Three years since its launch, Citi Bike has spread beyond Manhattan’s and Brooklyn’s central business districts with plans to move into Crown Heights and northern Harlem this year. The system logged more than 60,000 trips daily for 23 days last year.
The low-to-moderate income neighborhood of Bedford Stuyvesant was among the first wave of communities that received bike share in 2013, with 10 docking stations in its westernmost corner. By last summer, the program had expanded across the neighborhood to 36 stations, enhancing access and usability. There are more than 5,500 Citi Bike members in Bed-Stuy.
There is a vast potential for Citi Bike in underserved communities, but many of them lack bike share, and there’s no plan to expand the program beyond 2017.
As a community development corporation, Bedford Stuyvesant Restoration recognized bike share’s potential to promote equity and quality of life within communities outside the economic mainstream. Biking saves time and money, while improving health outcomes. Obesity and diabetes are endemic in NYC’s low-income and minority neighborhoods, and many communities are underserved by public transit, with residents waiting 30 minutes or longer for a bus. Citi Bike is an answer to those challenges.
But, for it to meet its full potential, the program must reach more neighborhoods. Restoration is working to share its experience with other community-based groups and neighborhoods in the hope that they take up the charge.
As more people view bike share as part of their daily routine, increased membership revenues will lead to the program’s sustainability.
In the meantime, city subsidies are essential. Around the world, bike share is subsidized by governments as viable public transportation. While mass transit receives massive subsidies, it’s shortsighted to deny relatively modest support to bike share given its benefits.
Bike share programs worldwide are extending convenience, health and financial benefits to a diverse population and making ridership more mainstream. In our corner of the globe, we need to move this trend forward.

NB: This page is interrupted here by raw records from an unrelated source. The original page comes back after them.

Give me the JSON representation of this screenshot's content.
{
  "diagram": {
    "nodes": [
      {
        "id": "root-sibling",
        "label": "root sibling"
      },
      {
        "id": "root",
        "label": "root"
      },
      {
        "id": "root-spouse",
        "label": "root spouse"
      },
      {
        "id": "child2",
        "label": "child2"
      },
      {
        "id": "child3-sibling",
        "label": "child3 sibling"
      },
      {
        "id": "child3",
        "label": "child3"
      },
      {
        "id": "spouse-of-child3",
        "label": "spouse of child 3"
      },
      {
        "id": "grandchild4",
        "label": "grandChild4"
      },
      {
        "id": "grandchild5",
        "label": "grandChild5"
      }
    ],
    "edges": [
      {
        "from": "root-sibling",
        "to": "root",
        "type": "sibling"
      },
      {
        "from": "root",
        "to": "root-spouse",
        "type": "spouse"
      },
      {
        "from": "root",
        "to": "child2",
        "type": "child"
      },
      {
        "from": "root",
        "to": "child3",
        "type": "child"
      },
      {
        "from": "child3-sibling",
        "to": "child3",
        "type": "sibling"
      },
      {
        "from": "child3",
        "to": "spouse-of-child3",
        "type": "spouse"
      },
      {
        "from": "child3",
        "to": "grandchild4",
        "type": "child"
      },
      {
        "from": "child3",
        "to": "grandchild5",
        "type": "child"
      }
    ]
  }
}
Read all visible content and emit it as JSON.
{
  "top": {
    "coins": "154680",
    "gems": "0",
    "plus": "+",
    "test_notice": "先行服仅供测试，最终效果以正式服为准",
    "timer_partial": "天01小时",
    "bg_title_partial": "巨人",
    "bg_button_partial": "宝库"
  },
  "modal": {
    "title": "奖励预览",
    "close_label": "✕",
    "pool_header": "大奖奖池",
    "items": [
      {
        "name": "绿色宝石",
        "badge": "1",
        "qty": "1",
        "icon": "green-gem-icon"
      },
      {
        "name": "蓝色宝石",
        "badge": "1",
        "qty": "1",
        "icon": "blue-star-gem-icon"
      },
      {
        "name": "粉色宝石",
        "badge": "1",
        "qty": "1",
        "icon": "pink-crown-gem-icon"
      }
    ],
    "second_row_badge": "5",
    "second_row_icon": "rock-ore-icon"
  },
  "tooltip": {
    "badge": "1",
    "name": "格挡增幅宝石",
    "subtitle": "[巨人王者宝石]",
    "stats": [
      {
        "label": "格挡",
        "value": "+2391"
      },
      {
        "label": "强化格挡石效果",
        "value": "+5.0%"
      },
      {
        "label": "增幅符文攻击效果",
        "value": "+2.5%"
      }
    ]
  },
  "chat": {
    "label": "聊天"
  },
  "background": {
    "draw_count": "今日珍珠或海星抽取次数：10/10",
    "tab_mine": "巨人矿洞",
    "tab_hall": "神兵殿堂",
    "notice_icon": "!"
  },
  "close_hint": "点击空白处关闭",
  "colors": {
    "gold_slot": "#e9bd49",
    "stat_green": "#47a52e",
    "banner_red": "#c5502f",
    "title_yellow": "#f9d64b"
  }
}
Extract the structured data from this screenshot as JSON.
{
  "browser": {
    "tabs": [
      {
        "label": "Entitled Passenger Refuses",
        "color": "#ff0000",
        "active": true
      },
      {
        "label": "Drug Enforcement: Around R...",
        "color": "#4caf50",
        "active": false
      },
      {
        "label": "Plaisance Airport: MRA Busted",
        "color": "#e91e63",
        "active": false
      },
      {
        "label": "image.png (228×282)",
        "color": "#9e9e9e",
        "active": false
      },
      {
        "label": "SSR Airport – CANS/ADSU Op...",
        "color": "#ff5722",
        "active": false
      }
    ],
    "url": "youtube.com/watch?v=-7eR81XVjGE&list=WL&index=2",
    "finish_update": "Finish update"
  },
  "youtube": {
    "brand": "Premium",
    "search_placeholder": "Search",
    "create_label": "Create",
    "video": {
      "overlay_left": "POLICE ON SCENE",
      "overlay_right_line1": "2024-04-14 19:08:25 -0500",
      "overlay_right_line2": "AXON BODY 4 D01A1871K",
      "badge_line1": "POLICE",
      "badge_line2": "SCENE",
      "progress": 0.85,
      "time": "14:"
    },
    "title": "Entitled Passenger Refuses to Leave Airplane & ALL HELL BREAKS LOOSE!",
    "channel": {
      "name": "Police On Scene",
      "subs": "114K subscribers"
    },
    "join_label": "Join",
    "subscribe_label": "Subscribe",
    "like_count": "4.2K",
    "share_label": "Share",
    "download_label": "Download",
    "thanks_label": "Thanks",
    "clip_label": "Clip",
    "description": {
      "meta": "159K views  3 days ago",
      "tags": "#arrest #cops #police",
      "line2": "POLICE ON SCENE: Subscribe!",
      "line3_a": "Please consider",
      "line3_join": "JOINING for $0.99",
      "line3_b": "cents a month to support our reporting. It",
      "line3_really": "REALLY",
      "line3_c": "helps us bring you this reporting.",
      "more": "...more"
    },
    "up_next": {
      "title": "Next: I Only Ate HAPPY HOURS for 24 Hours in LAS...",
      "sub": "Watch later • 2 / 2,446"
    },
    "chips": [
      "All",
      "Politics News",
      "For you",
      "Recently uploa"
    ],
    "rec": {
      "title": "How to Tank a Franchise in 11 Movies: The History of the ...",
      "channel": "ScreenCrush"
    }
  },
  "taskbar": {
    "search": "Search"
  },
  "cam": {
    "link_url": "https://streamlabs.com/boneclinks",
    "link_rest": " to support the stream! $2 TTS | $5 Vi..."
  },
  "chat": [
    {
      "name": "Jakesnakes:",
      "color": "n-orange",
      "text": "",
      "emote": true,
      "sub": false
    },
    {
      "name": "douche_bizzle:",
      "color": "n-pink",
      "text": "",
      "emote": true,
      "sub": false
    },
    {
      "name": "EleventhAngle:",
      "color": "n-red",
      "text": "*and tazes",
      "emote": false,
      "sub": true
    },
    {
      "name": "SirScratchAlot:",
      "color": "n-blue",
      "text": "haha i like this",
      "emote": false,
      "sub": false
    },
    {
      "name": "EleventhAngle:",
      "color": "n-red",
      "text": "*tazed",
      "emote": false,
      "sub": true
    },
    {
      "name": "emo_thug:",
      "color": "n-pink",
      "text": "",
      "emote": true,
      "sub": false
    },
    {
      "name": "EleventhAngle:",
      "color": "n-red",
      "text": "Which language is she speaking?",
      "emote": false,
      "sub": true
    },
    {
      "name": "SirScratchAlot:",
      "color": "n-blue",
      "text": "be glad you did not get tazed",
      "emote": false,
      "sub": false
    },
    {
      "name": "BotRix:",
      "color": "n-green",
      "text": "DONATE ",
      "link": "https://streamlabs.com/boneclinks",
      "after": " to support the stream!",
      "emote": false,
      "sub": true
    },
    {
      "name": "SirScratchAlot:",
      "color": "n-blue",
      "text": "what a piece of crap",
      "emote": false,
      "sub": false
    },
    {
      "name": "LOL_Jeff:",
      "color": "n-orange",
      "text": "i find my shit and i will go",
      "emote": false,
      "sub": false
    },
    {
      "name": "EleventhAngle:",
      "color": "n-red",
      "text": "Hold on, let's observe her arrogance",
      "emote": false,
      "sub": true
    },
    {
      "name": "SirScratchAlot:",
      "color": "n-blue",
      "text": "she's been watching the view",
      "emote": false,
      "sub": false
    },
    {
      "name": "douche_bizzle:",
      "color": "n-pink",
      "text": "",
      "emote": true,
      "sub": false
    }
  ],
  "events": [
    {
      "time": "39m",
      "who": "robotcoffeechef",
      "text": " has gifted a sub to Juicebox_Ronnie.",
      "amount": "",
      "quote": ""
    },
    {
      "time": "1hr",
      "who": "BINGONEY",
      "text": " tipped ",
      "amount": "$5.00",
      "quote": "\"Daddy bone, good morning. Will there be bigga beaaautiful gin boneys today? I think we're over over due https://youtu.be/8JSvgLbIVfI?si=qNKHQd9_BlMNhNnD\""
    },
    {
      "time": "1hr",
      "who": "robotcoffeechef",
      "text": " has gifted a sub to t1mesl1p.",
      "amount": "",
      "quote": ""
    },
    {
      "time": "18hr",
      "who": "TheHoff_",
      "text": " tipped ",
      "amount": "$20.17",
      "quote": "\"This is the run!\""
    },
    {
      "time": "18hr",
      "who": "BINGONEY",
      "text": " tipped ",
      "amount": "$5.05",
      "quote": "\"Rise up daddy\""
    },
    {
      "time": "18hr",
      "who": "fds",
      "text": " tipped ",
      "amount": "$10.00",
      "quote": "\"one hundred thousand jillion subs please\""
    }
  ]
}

Tracey Capers is executive vice president at Bedford Stuyvesant Restoration Corp., a nonprofit.